(Data records for software interfaces)
========================================================================

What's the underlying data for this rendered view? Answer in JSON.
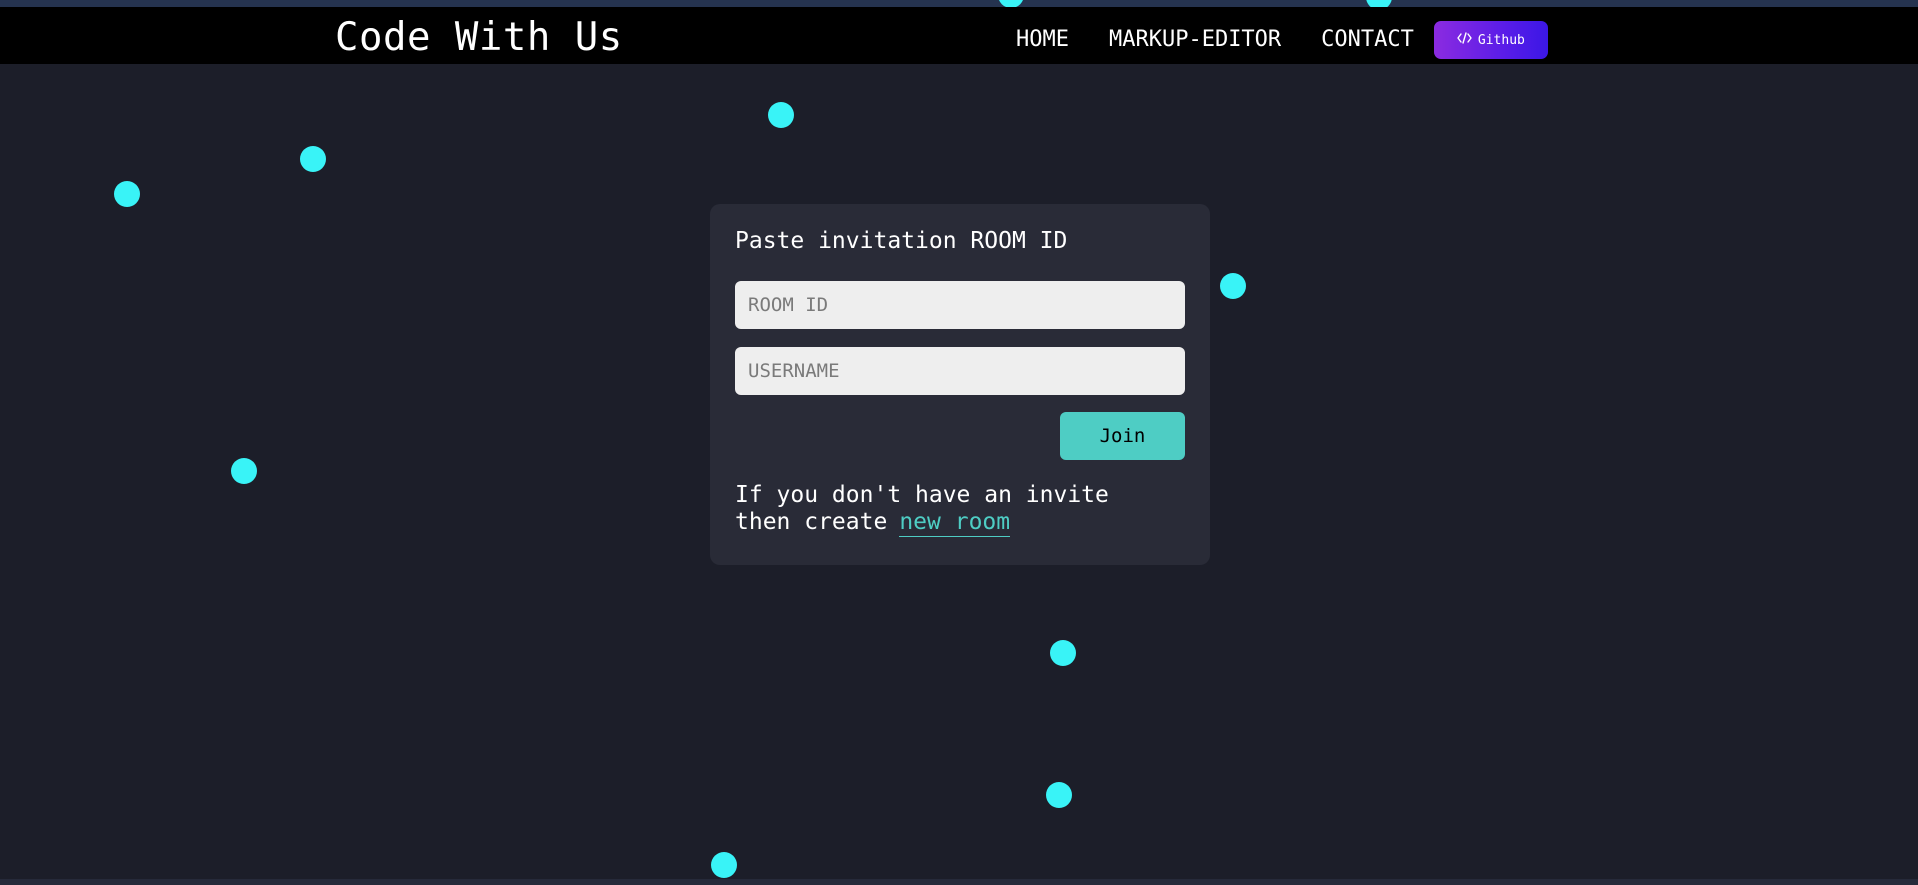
{
  "colors": {
    "background": "#1c1e29",
    "navbar": "#000000",
    "card": "#292b37",
    "accent": "#4ecdc4",
    "dot": "#39f3f7",
    "github_gradient_start": "#8b2be0",
    "github_gradient_end": "#3b17e6"
  },
  "navbar": {
    "brand": "Code With Us",
    "links": [
      {
        "label": "HOME"
      },
      {
        "label": "MARKUP-EDITOR"
      },
      {
        "label": "CONTACT"
      }
    ],
    "github_label": "Github",
    "github_icon": "code-icon"
  },
  "join_card": {
    "title": "Paste invitation ROOM ID",
    "room_id_placeholder": "ROOM ID",
    "room_id_value": "",
    "username_placeholder": "USERNAME",
    "username_value": "",
    "join_label": "Join",
    "info_text": "If you don't have an invite then create",
    "new_room_link": "new room"
  }
}
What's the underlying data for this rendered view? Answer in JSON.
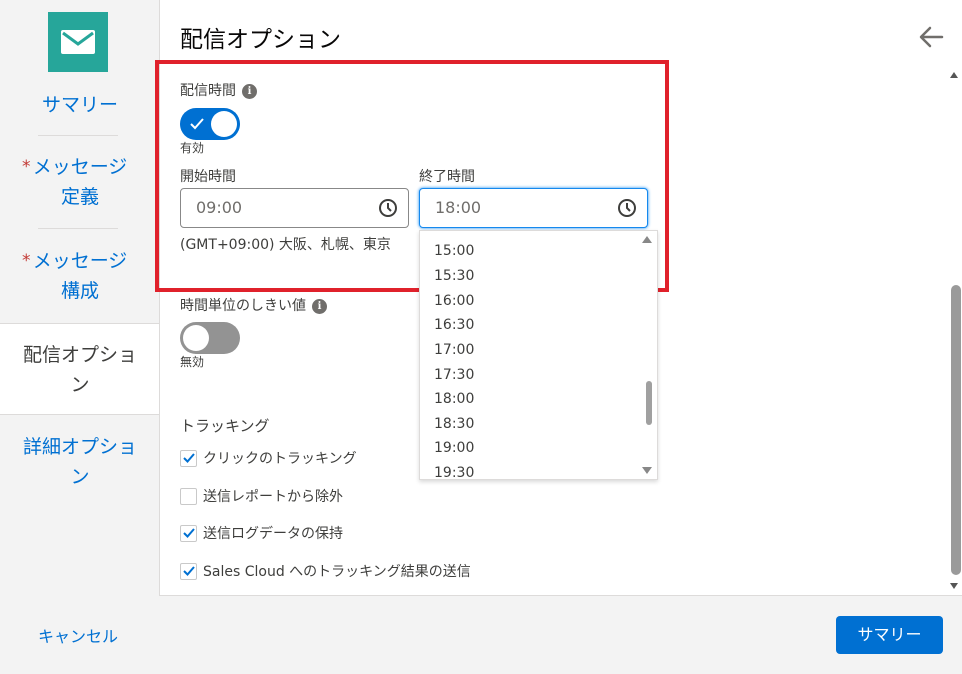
{
  "sidebar": {
    "summary": "サマリー",
    "message_def": [
      "メッセージ",
      "定義"
    ],
    "message_comp": [
      "メッセージ",
      "構成"
    ],
    "required_mark": "*",
    "delivery_options": [
      "配信オプショ",
      "ン"
    ],
    "advanced_options": [
      "詳細オプショ",
      "ン"
    ]
  },
  "main": {
    "title": "配信オプション",
    "delivery_time": {
      "label": "配信時間",
      "info": "i",
      "toggle_state": "on",
      "toggle_text": "有効",
      "start_label": "開始時間",
      "start_value": "09:00",
      "end_label": "終了時間",
      "end_value": "18:00",
      "timezone": "(GMT+09:00) 大阪、札幌、東京"
    },
    "dropdown_times": [
      "15:00",
      "15:30",
      "16:00",
      "16:30",
      "17:00",
      "17:30",
      "18:00",
      "18:30",
      "19:00",
      "19:30"
    ],
    "threshold": {
      "label": "時間単位のしきい値",
      "info": "i",
      "toggle_state": "off",
      "toggle_text": "無効"
    },
    "tracking": {
      "title": "トラッキング",
      "options": [
        {
          "label": "クリックのトラッキング",
          "checked": true
        },
        {
          "label": "送信レポートから除外",
          "checked": false
        },
        {
          "label": "送信ログデータの保持",
          "checked": true
        },
        {
          "label": "Sales Cloud へのトラッキング結果の送信",
          "checked": true
        }
      ]
    }
  },
  "footer": {
    "cancel": "キャンセル",
    "summary_button": "サマリー"
  },
  "colors": {
    "accent": "#0070d2",
    "mail_tile": "#26a69a",
    "highlight": "#e0212b"
  },
  "icons": {
    "mail": "mail-icon",
    "back": "back-arrow-icon",
    "clock": "clock-icon",
    "info": "info-icon",
    "check": "check-icon"
  }
}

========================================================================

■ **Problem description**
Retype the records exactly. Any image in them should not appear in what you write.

■ **Your response**
What's the underlying data for this rendered view? Answer in JSON.
{
  "colors": {
    "background": "#1c1e29",
    "navbar": "#000000",
    "card": "#292b37",
    "accent": "#4ecdc4",
    "dot": "#39f3f7",
    "github_gradient_start": "#8b2be0",
    "github_gradient_end": "#3b17e6"
  },
  "navbar": {
    "brand": "Code With Us",
    "links": [
      {
        "label": "HOME"
      },
      {
        "label": "MARKUP-EDITOR"
      },
      {
        "label": "CONTACT"
      }
    ],
    "github_label": "Github",
    "github_icon": "code-icon"
  },
  "join_card": {
    "title": "Paste invitation ROOM ID",
    "room_id_placeholder": "ROOM ID",
    "room_id_value": "",
    "username_placeholder": "USERNAME",
    "username_value": "",
    "join_label": "Join",
    "info_text": "If you don't have an invite then create",
    "new_room_link": "new room"
  }
}
What's the underlying data for this rendered view? Answer in JSON.
{
  "sidebar": {
    "summary": "サマリー",
    "message_def": [
      "メッセージ",
      "定義"
    ],
    "message_comp": [
      "メッセージ",
      "構成"
    ],
    "required_mark": "*",
    "delivery_options": [
      "配信オプショ",
      "ン"
    ],
    "advanced_options": [
      "詳細オプショ",
      "ン"
    ]
  },
  "main": {
    "title": "配信オプション",
    "delivery_time": {
      "label": "配信時間",
      "info": "i",
      "toggle_state": "on",
      "toggle_text": "有効",
      "start_label": "開始時間",
      "start_value": "09:00",
      "end_label": "終了時間",
      "end_value": "18:00",
      "timezone": "(GMT+09:00) 大阪、札幌、東京"
    },
    "dropdown_times": [
      "15:00",
      "15:30",
      "16:00",
      "16:30",
      "17:00",
      "17:30",
      "18:00",
      "18:30",
      "19:00",
      "19:30"
    ],
    "threshold": {
      "label": "時間単位のしきい値",
      "info": "i",
      "toggle_state": "off",
      "toggle_text": "無効"
    },
    "tracking": {
      "title": "トラッキング",
      "options": [
        {
          "label": "クリックのトラッキング",
          "checked": true
        },
        {
          "label": "送信レポートから除外",
          "checked": false
        },
        {
          "label": "送信ログデータの保持",
          "checked": true
        },
        {
          "label": "Sales Cloud へのトラッキング結果の送信",
          "checked": true
        }
      ]
    }
  },
  "footer": {
    "cancel": "キャンセル",
    "summary_button": "サマリー"
  },
  "colors": {
    "accent": "#0070d2",
    "mail_tile": "#26a69a",
    "highlight": "#e0212b"
  },
  "icons": {
    "mail": "mail-icon",
    "back": "back-arrow-icon",
    "clock": "clock-icon",
    "info": "info-icon",
    "check": "check-icon"
  }
}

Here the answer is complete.